Component data from apps and pages
"""

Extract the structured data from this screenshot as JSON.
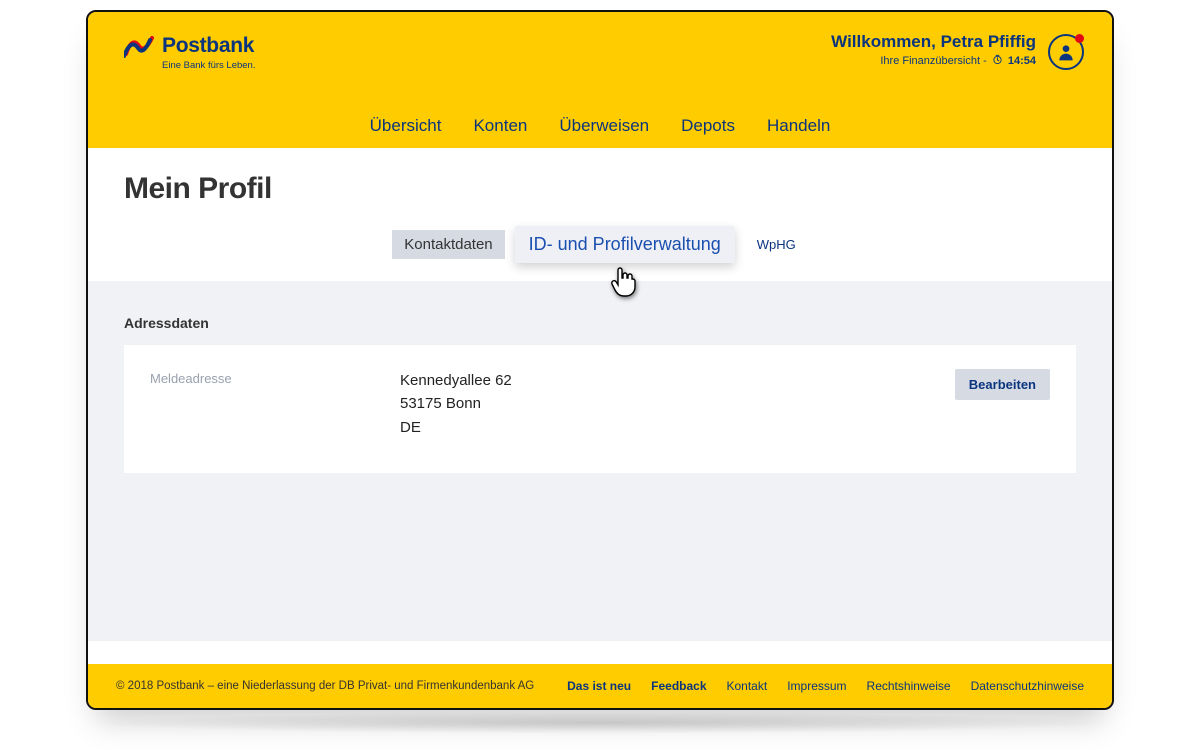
{
  "brand": {
    "name": "Postbank",
    "tagline": "Eine Bank fürs Leben."
  },
  "welcome": {
    "greeting": "Willkommen, Petra Pfiffig",
    "subline_prefix": "Ihre Finanzübersicht - ",
    "time": "14:54"
  },
  "nav": {
    "items": [
      "Übersicht",
      "Konten",
      "Überweisen",
      "Depots",
      "Handeln"
    ]
  },
  "page": {
    "title": "Mein Profil"
  },
  "subtabs": {
    "items": [
      {
        "label": "Kontaktdaten",
        "state": "active"
      },
      {
        "label": "ID- und Profilverwaltung",
        "state": "hover"
      },
      {
        "label": "WpHG",
        "state": "normal"
      }
    ]
  },
  "section": {
    "heading": "Adressdaten",
    "field_label": "Meldeadresse",
    "address_line1": "Kennedyallee 62",
    "address_line2": "53175 Bonn",
    "address_line3": "DE",
    "edit_label": "Bearbeiten"
  },
  "footer": {
    "copyright": "© 2018 Postbank – eine Niederlassung der DB Privat- und Firmenkundenbank AG",
    "links": [
      {
        "label": "Das ist neu",
        "strong": true
      },
      {
        "label": "Feedback",
        "strong": true
      },
      {
        "label": "Kontakt",
        "strong": false
      },
      {
        "label": "Impressum",
        "strong": false
      },
      {
        "label": "Rechtshinweise",
        "strong": false
      },
      {
        "label": "Datenschutzhinweise",
        "strong": false
      }
    ]
  }
}
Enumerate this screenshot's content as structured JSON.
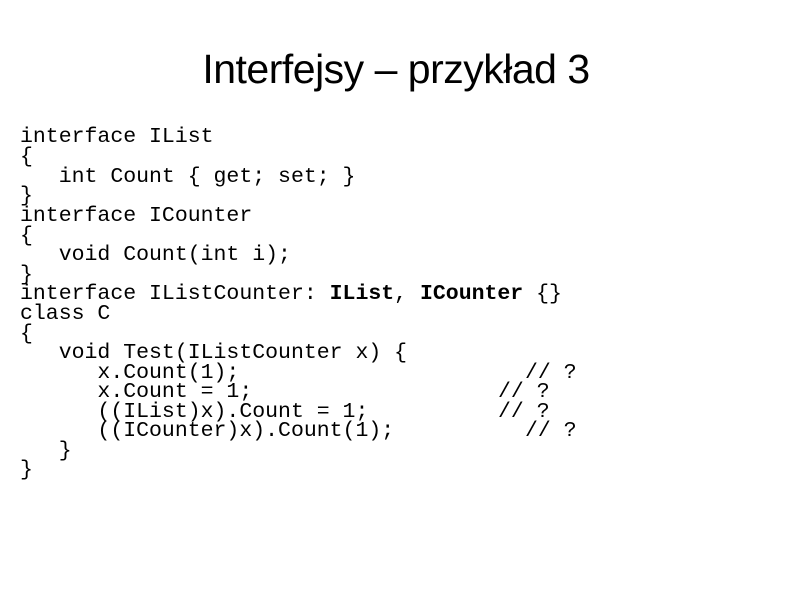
{
  "slide": {
    "title": "Interfejsy – przykład 3",
    "code": {
      "l1": "interface IList",
      "l2": "{",
      "l3": "   int Count { get; set; }",
      "l4": "}",
      "l5": "interface ICounter",
      "l6": "{",
      "l7": "   void Count(int i);",
      "l8": "}",
      "l9a": "interface IListCounter: ",
      "l9b": "IList",
      "l9c": ", ",
      "l9d": "ICounter",
      "l9e": " {}",
      "l10": "class C",
      "l11": "{",
      "l12": "   void Test(IListCounter x) {",
      "l13": "      x.Count(1);",
      "l14": "      x.Count = 1;",
      "l15": "      ((IList)x).Count = 1;",
      "l16": "      ((ICounter)x).Count(1);",
      "l17": "   }",
      "l18": "}",
      "c13": "// ?",
      "c14": "// ?",
      "c15": "// ?",
      "c16": "// ?"
    }
  }
}
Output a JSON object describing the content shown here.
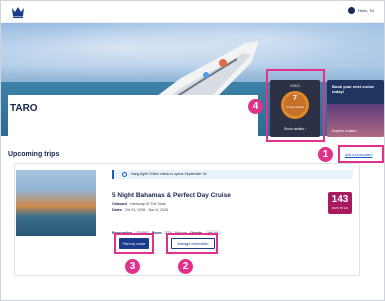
{
  "header": {
    "logo_icon": "crown-anchor-icon",
    "profile_label": "Hello, TA"
  },
  "guest": {
    "name": "TARO"
  },
  "points_card": {
    "tier": "GOLD",
    "value": "7",
    "sub_label": "Cruise Points",
    "link": "Show details ›"
  },
  "book_card": {
    "title": "Book your next cruise today!",
    "link": "Explore cruises ›"
  },
  "trips": {
    "title": "Upcoming trips",
    "add_label": "Add a reservation",
    "notice": "Hang tight! Online check-in opens September 16",
    "trip": {
      "title": "5 Night Bahamas & Perfect Day Cruise",
      "onboard_label": "Onboard",
      "onboard_value": "Harmony Of The Seas",
      "dates_label": "Dates",
      "dates_value": "Oct 31, 2026 - Nov 5, 2026",
      "days_count": "143",
      "days_label": "DAYS TO GO",
      "reservation_label": "Reservation",
      "reservation_value": "1234567",
      "room_label": "Room",
      "room_value": "GTY - Balcony",
      "guests_label": "Guests",
      "guests_value": "ME, AY",
      "plan_label": "Plan my cruise",
      "manage_label": "Manage reservation"
    }
  },
  "markers": [
    "1",
    "2",
    "3",
    "4"
  ],
  "colors": {
    "highlight": "#e0328b",
    "primary": "#1a3a8c",
    "days_badge": "#a8195f",
    "points_ring": "#e08a2a"
  }
}
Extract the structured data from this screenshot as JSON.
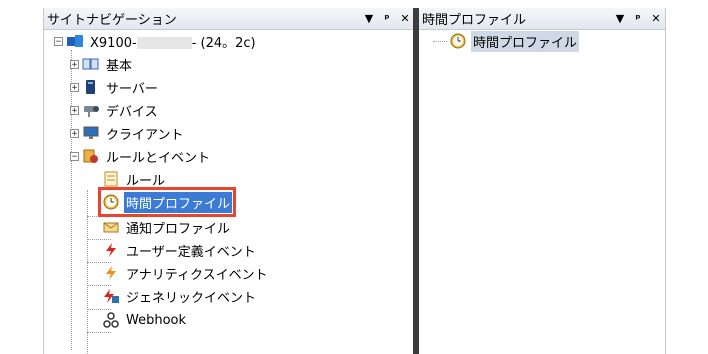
{
  "left_pane": {
    "title": "サイトナビゲーション",
    "controls": [
      "▼",
      "ᵖ",
      "✕"
    ]
  },
  "right_pane": {
    "title": "時間プロファイル",
    "controls": [
      "▼",
      "ᵖ",
      "✕"
    ],
    "items": [
      {
        "label": "時間プロファイル",
        "icon": "clock-icon"
      }
    ]
  },
  "tree": {
    "root": {
      "prefix": "X9100-",
      "suffix": "- (24。2c)",
      "icon": "server-root-icon"
    },
    "items": [
      {
        "label": "基本",
        "icon": "book-icon"
      },
      {
        "label": "サーバー",
        "icon": "server-icon"
      },
      {
        "label": "デバイス",
        "icon": "camera-icon"
      },
      {
        "label": "クライアント",
        "icon": "monitor-icon"
      },
      {
        "label": "ルールとイベント",
        "icon": "rules-icon"
      },
      {
        "label": "ルール",
        "icon": "rule-icon"
      },
      {
        "label": "時間プロファイル",
        "icon": "clock-icon"
      },
      {
        "label": "通知プロファイル",
        "icon": "mail-icon"
      },
      {
        "label": "ユーザー定義イベント",
        "icon": "lightning-icon"
      },
      {
        "label": "アナリティクスイベント",
        "icon": "lightning-chart-icon"
      },
      {
        "label": "ジェネリックイベント",
        "icon": "lightning-doc-icon"
      },
      {
        "label": "Webhook",
        "icon": "webhook-icon"
      }
    ]
  },
  "colors": {
    "accent": "#3b7bd6",
    "highlight": "#e8452c"
  }
}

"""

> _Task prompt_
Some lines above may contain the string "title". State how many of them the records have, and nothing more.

> _Answer to this task_
7